By Deems Tsutakawa For The North American Post
There are a lot of old sayings that still hold water these days. A good example would be “death and taxes are inevitable” although I would add the word “inflation” to that colloquialism. Inflation in our capitalistic society is indeed inevitable. Another one that I like goes, “Strength does not come from winning. Your struggles develop your strengths. When you go through hardships and decide not to quit, that is strength.”
Back when we were teenagers, a good friend of mine named Leonard Berman told me that he tried playing his guitar with his teeth. It was an offbeat technique that guitar legend Jimi Hendrix used from time to time. Apparently, there is some pain associated with this somewhat awkward approach to rock guitar. Leonard also told me that most people don’t appreciate this type of pain. It didn’t take me long to learn to indulge myself in the pain and pleasure of playing piano as hard as the human body will allow. During my early years of playing really down funk and blues on a Fender Rhodes electric piano, my fingers would bleed around the tips where I would strike the instrument. Within a few months, the calluses got thicker and the bleeding stopped. From that point on, it usually only felt good to play hard with commitment and distinct melodic definition.
Although most athletes and blue collar laborers would know the physical discomfort associated with their endeavors, many ordinary people and white collar workers may not experience a lot of actual pain. This is assuming that their health is good, of course.

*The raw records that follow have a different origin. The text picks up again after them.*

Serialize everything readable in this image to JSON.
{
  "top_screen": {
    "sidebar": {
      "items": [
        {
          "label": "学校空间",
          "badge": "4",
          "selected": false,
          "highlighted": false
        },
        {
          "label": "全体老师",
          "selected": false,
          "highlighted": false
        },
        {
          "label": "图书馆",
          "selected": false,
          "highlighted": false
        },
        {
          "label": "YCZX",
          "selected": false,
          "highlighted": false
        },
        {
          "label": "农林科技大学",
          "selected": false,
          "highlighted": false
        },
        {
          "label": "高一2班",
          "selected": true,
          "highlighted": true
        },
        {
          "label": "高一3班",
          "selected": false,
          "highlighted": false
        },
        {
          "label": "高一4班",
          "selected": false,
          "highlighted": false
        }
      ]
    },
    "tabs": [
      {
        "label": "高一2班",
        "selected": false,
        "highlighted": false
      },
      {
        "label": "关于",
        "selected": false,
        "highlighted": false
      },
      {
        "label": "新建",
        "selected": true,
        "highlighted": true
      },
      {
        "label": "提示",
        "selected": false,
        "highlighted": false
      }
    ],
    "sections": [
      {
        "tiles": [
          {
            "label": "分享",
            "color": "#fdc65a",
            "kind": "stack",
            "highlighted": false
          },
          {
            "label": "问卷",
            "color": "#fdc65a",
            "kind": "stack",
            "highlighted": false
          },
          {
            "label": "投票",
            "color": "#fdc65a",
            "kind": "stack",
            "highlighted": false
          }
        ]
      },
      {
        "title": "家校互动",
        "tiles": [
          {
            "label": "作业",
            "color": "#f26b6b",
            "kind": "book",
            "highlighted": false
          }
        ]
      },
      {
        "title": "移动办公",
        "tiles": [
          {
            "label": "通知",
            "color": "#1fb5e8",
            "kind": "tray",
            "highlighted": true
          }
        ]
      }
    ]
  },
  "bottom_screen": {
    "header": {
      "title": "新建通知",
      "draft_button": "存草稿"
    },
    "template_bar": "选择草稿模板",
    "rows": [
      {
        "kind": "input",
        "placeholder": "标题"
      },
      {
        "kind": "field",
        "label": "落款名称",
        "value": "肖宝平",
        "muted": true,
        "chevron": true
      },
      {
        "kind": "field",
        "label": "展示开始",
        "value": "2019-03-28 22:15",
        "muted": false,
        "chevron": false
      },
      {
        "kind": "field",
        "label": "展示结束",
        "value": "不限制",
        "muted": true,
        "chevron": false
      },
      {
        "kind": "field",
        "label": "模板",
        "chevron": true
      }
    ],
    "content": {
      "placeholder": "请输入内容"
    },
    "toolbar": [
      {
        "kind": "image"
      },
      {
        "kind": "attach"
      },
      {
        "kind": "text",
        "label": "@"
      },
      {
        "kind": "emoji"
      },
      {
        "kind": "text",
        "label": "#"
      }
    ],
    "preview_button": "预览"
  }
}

Emotional pain and suffering are another issue altogether.
There are times that I adhere to another old saying that goes, “A little pain is good for us from time to time as it reminds us that we are in fact living.” I believe that we need some sadness to actually appreciate true joy and happiness.